What is needed:
Go through the listing below and say how many lines include "icon". Give the number by itself.

Dataset records:
☆ ☆ ☆

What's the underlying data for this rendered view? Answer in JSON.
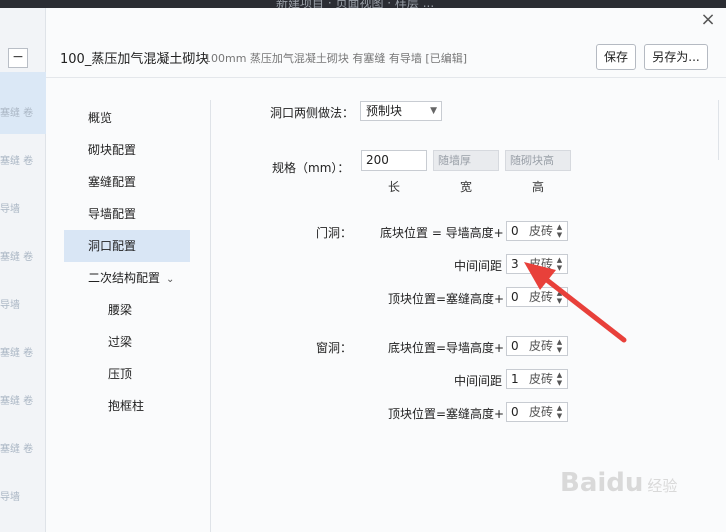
{
  "window": {
    "title_fragment": "新建项目 · 页面视图 · 样层 ..."
  },
  "left_strip": {
    "collapse_label": "−",
    "labels": [
      "塞缝 卷",
      "塞缝 卷",
      "导墙",
      "塞缝 卷",
      "导墙",
      "塞缝 卷",
      "塞缝 卷",
      "塞缝 卷",
      "导墙"
    ]
  },
  "dialog": {
    "close_label": "×",
    "title": "100_蒸压加气混凝土砌块",
    "subtitle": "100mm 蒸压加气混凝土砌块 有塞缝 有导墙 [已编辑]",
    "save_label": "保存",
    "saveas_label": "另存为..."
  },
  "nav": {
    "items": [
      {
        "label": "概览"
      },
      {
        "label": "砌块配置"
      },
      {
        "label": "塞缝配置"
      },
      {
        "label": "导墙配置"
      },
      {
        "label": "洞口配置",
        "active": true
      },
      {
        "label": "二次结构配置",
        "chevron": "⌄"
      },
      {
        "label": "腰梁"
      },
      {
        "label": "过梁"
      },
      {
        "label": "压顶"
      },
      {
        "label": "抱框柱"
      }
    ]
  },
  "form": {
    "side_method_label": "洞口两侧做法：",
    "side_method_value": "预制块",
    "spec_label": "规格（mm）：",
    "spec_length": "200",
    "spec_width_placeholder": "随墙厚",
    "spec_height_placeholder": "随砌块高",
    "spec_captions": [
      "长",
      "宽",
      "高"
    ],
    "door": {
      "label": "门洞：",
      "bottom_label": "底块位置 = 导墙高度+",
      "bottom_value": "0",
      "middle_label": "中间间距",
      "middle_value": "3",
      "top_label": "顶块位置=塞缝高度+",
      "top_value": "0"
    },
    "window": {
      "label": "窗洞：",
      "bottom_label": "底块位置=导墙高度+",
      "bottom_value": "0",
      "middle_label": "中间间距",
      "middle_value": "1",
      "top_label": "顶块位置=塞缝高度+",
      "top_value": "0"
    },
    "unit": "皮砖"
  },
  "annotation": {
    "arrow_color": "#e8403a"
  },
  "watermark": {
    "text": "Baidu",
    "suffix": "经验"
  }
}
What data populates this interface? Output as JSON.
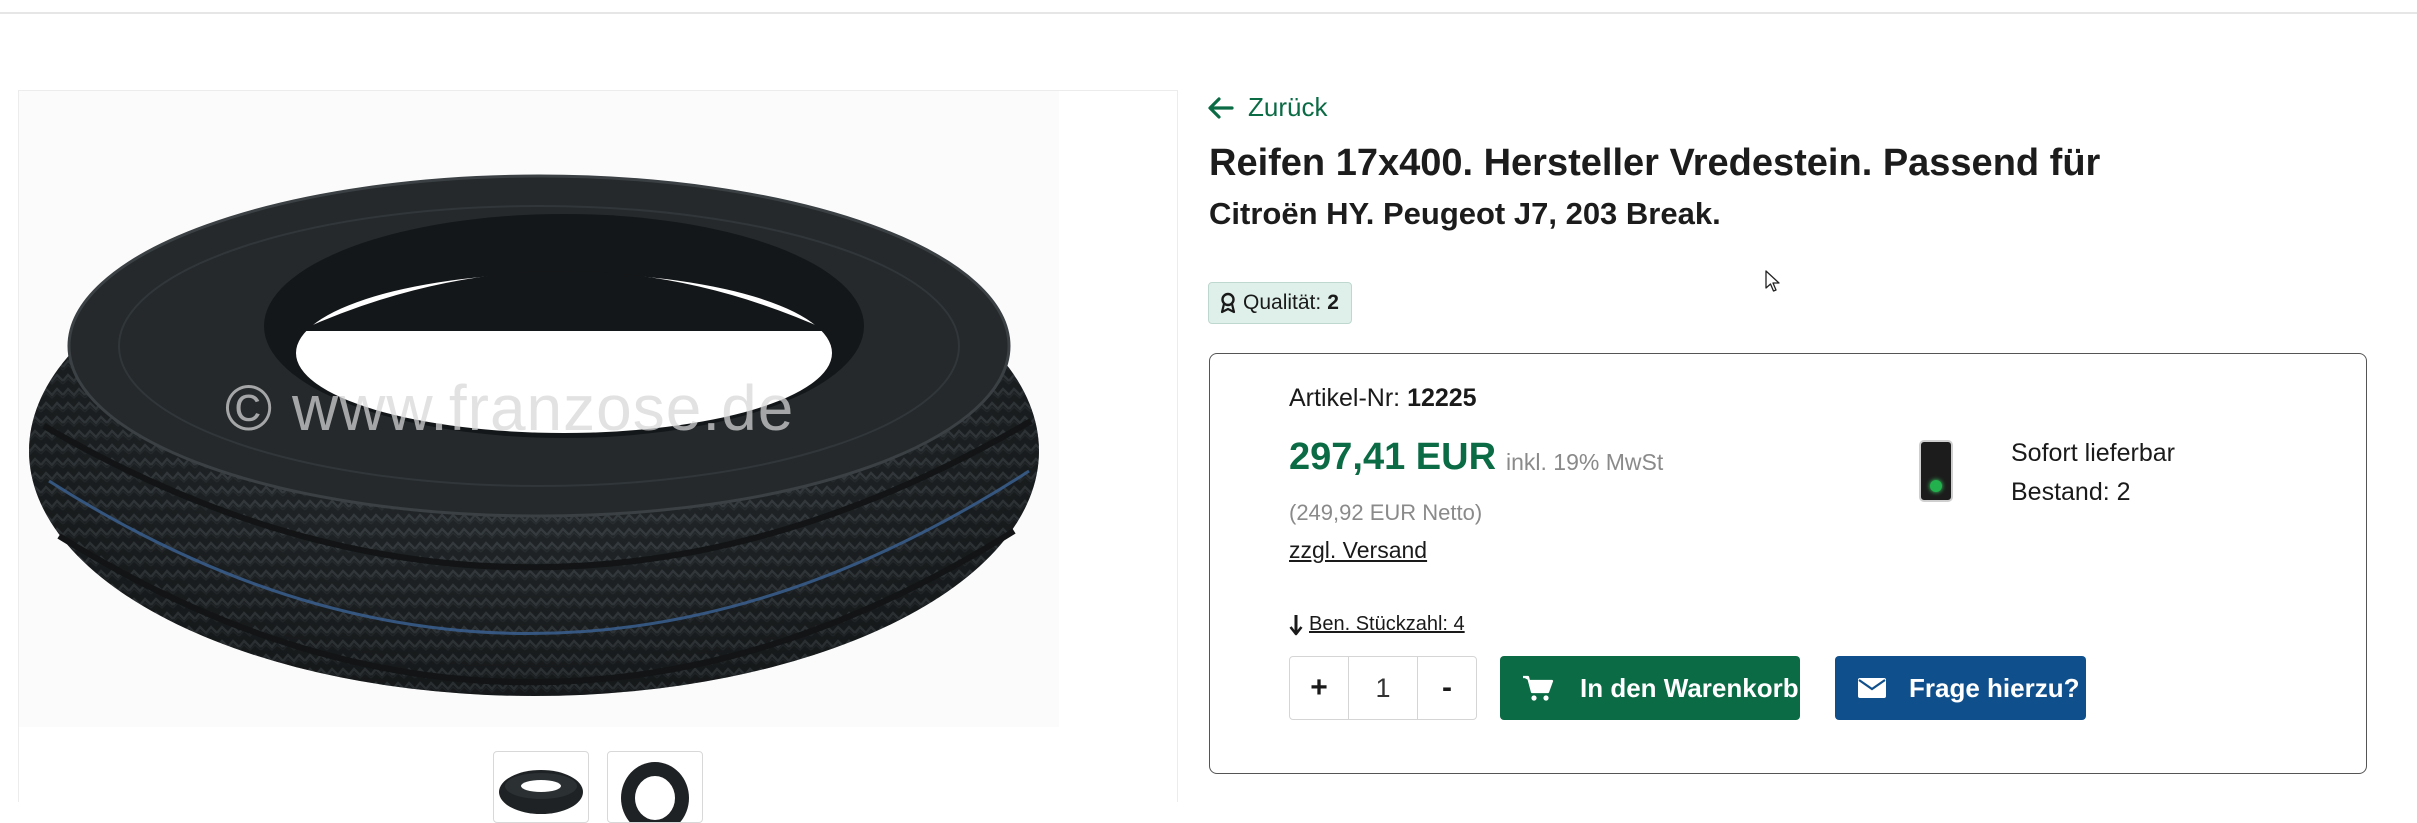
{
  "back_link": {
    "label": "Zurück",
    "icon": "arrow-left-icon"
  },
  "product": {
    "title_line1": "Reifen 17x400. Hersteller Vredestein. Passend für",
    "title_line2": "Citroën HY. Peugeot J7, 203 Break.",
    "image_watermark": "© www.franzose.de",
    "thumbnails": [
      "tire-thumbnail-1",
      "tire-thumbnail-2"
    ]
  },
  "quality": {
    "icon": "award-icon",
    "label": "Qualität:",
    "value": "2"
  },
  "purchase_panel": {
    "article_label": "Artikel-Nr:",
    "article_number": "12225",
    "price": "297,41 EUR",
    "vat_note": "inkl. 19% MwSt",
    "net_price": "(249,92 EUR Netto)",
    "shipping_link": "zzgl. Versand",
    "availability": "Sofort lieferbar",
    "stock": "Bestand: 2",
    "required_pieces": "Ben. Stückzahl: 4",
    "quantity": {
      "increment": "+",
      "value": "1",
      "decrement": "-"
    },
    "add_to_cart_label": "In den Warenkorb",
    "ask_question_label": "Frage hierzu?"
  },
  "colors": {
    "accent_green": "#0b6b45",
    "button_blue": "#0f4f8c",
    "badge_bg": "#dff0ea",
    "traffic_light_green": "#22b14c"
  }
}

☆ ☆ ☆

Response area:
2